As a youngster I remember seeing Bob Golic, not on the football field, but giving advice to Zach Morris, A.C. Slater and Screech as resident assistant Mike Rogers at California University on “Saved by the Bell: The College Years.”
But as a member of the Raiders, Browns and Patriots, Golic plugged up the middle playing defensive tackle. Even though his numbers were not astounding, Golic’s hair shimmered in the golden California sun, leading to a post-football career in television and motion pictures.
• Sherron Collins, Chicago Richard T. Crane Tech High School, 2006.
College basketball fans will forever remember the buzz cut of Sherron Collins as the winningest Jayhawk in the history of the storied University of Kansas basketball program.
But if you’ve seen footage of Collins in high school you would see him for all his corn-row mullet glory.
As a senior at Crane High School in Chicago, Collins played with his long hair braided into corn rows. But this urban look had a twist.
With the length of his hair apparent in the back, Collins was definitely business up front and party in the back.
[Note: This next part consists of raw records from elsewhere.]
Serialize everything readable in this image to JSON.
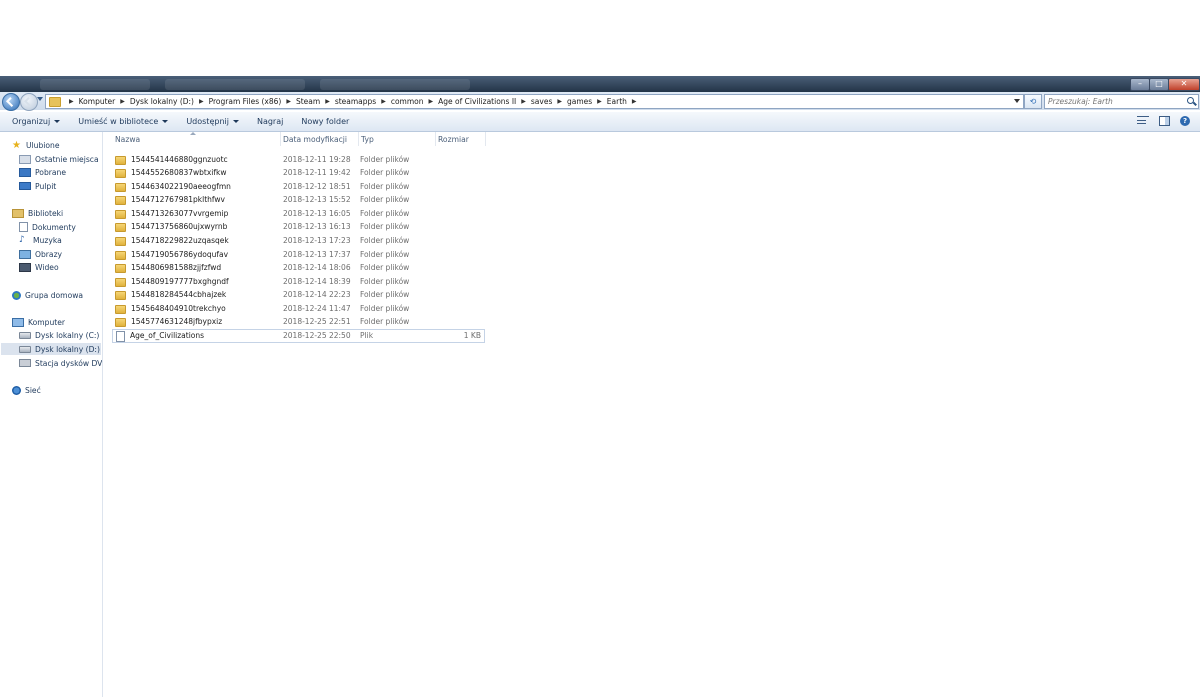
{
  "window": {
    "buttons": {
      "minimize": "–",
      "maximize": "□",
      "close": "✕"
    }
  },
  "address_bar": {
    "crumbs": [
      "Komputer",
      "Dysk lokalny (D:)",
      "Program Files (x86)",
      "Steam",
      "steamapps",
      "common",
      "Age of Civilizations II",
      "saves",
      "games",
      "Earth"
    ],
    "refresh_symbol": "⟲",
    "search_placeholder": "Przeszukaj: Earth"
  },
  "toolbar": {
    "organize": "Organizuj",
    "include_in_library": "Umieść w bibliotece",
    "share": "Udostępnij",
    "burn": "Nagraj",
    "new_folder": "Nowy folder",
    "help": "?"
  },
  "nav": {
    "favorites": "Ulubione",
    "recent": "Ostatnie miejsca",
    "downloads": "Pobrane",
    "desktop": "Pulpit",
    "libraries": "Biblioteki",
    "documents": "Dokumenty",
    "music": "Muzyka",
    "pictures": "Obrazy",
    "videos": "Wideo",
    "homegroup": "Grupa domowa",
    "computer": "Komputer",
    "drive_c": "Dysk lokalny (C:)",
    "drive_d": "Dysk lokalny (D:)",
    "dvd": "Stacja dysków DVD R",
    "network": "Sieć"
  },
  "columns": {
    "name": "Nazwa",
    "date": "Data modyfikacji",
    "type": "Typ",
    "size": "Rozmiar"
  },
  "files": [
    {
      "name": "1544541446880ggnzuotc",
      "date": "2018-12-11 19:28",
      "type": "Folder plików",
      "size": ""
    },
    {
      "name": "1544552680837wbtxifkw",
      "date": "2018-12-11 19:42",
      "type": "Folder plików",
      "size": ""
    },
    {
      "name": "1544634022190aeeogfmn",
      "date": "2018-12-12 18:51",
      "type": "Folder plików",
      "size": ""
    },
    {
      "name": "1544712767981pklthfwv",
      "date": "2018-12-13 15:52",
      "type": "Folder plików",
      "size": ""
    },
    {
      "name": "1544713263077vvrgemip",
      "date": "2018-12-13 16:05",
      "type": "Folder plików",
      "size": ""
    },
    {
      "name": "1544713756860ujxwyrnb",
      "date": "2018-12-13 16:13",
      "type": "Folder plików",
      "size": ""
    },
    {
      "name": "1544718229822uzqasqek",
      "date": "2018-12-13 17:23",
      "type": "Folder plików",
      "size": ""
    },
    {
      "name": "1544719056786ydoqufav",
      "date": "2018-12-13 17:37",
      "type": "Folder plików",
      "size": ""
    },
    {
      "name": "1544806981588zjjfzfwd",
      "date": "2018-12-14 18:06",
      "type": "Folder plików",
      "size": ""
    },
    {
      "name": "1544809197777bxghgndf",
      "date": "2018-12-14 18:39",
      "type": "Folder plików",
      "size": ""
    },
    {
      "name": "1544818284544cbhajzek",
      "date": "2018-12-14 22:23",
      "type": "Folder plików",
      "size": ""
    },
    {
      "name": "1545648404910trekchyo",
      "date": "2018-12-24 11:47",
      "type": "Folder plików",
      "size": ""
    },
    {
      "name": "1545774631248jfbypxiz",
      "date": "2018-12-25 22:51",
      "type": "Folder plików",
      "size": ""
    },
    {
      "name": "Age_of_Civilizations",
      "date": "2018-12-25 22:50",
      "type": "Plik",
      "size": "1 KB"
    }
  ]
}
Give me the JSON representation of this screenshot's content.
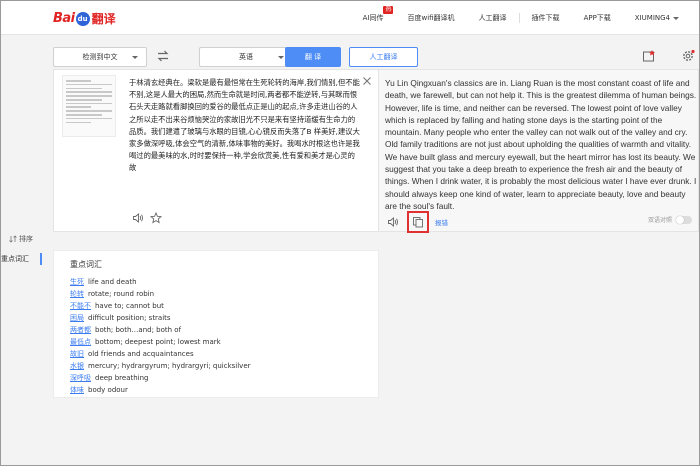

Once Collins cut the lengthy locks, his career improved. He was a member of the 2008 national champion Jayhawk squad and now is a member of the NBA’s Charlotte Bobcats.
• Andre Agassi, tennis champion, 1980-90s.
In his recent tell-all book, Andre Agassi admitted to using drugs, including methamphetamines.
That could explain his hair.
At the height of his popularity, Agassi sported a frosted hyper-fro/mullet that drove all the young girls crazy.
The same girls that Agassi’s hair drove crazy back then, now cross the street to avoid anyone with a similar hairstyle.
Say what you will about the former tennis star’s frosty locks, he did marry and have kids with supermodel Brooke Shields and tennis star Steffi Graf.
• Dennis Rodman, five-time NBA?champion, 11-time rebounding title winner, 1980-90s.
A National Association of Intercollegiate Athletics product (Southeastern Oklahoma State), the gender-bending Rodman made hair dye popular for a short while.
First dying his hair multiple colors as a member of the San Antonio Spurs, the 6-foot, 8- inch power forward took his swirling hair style and dominating rebound skills to team up with Phil Jackson, Michael Jordan, Scottie Pippen and the rest of the Chicago Bulls for three World Championships.
Following his NBA career, the short-time husband of Hollywood bombshell Carmen Electra has had numerous legal and personal problems.
Most recently, Rodman was in the spotlight as a patient of Dr. Drew Pinsky on VH1’s “Celebrity Rehab.”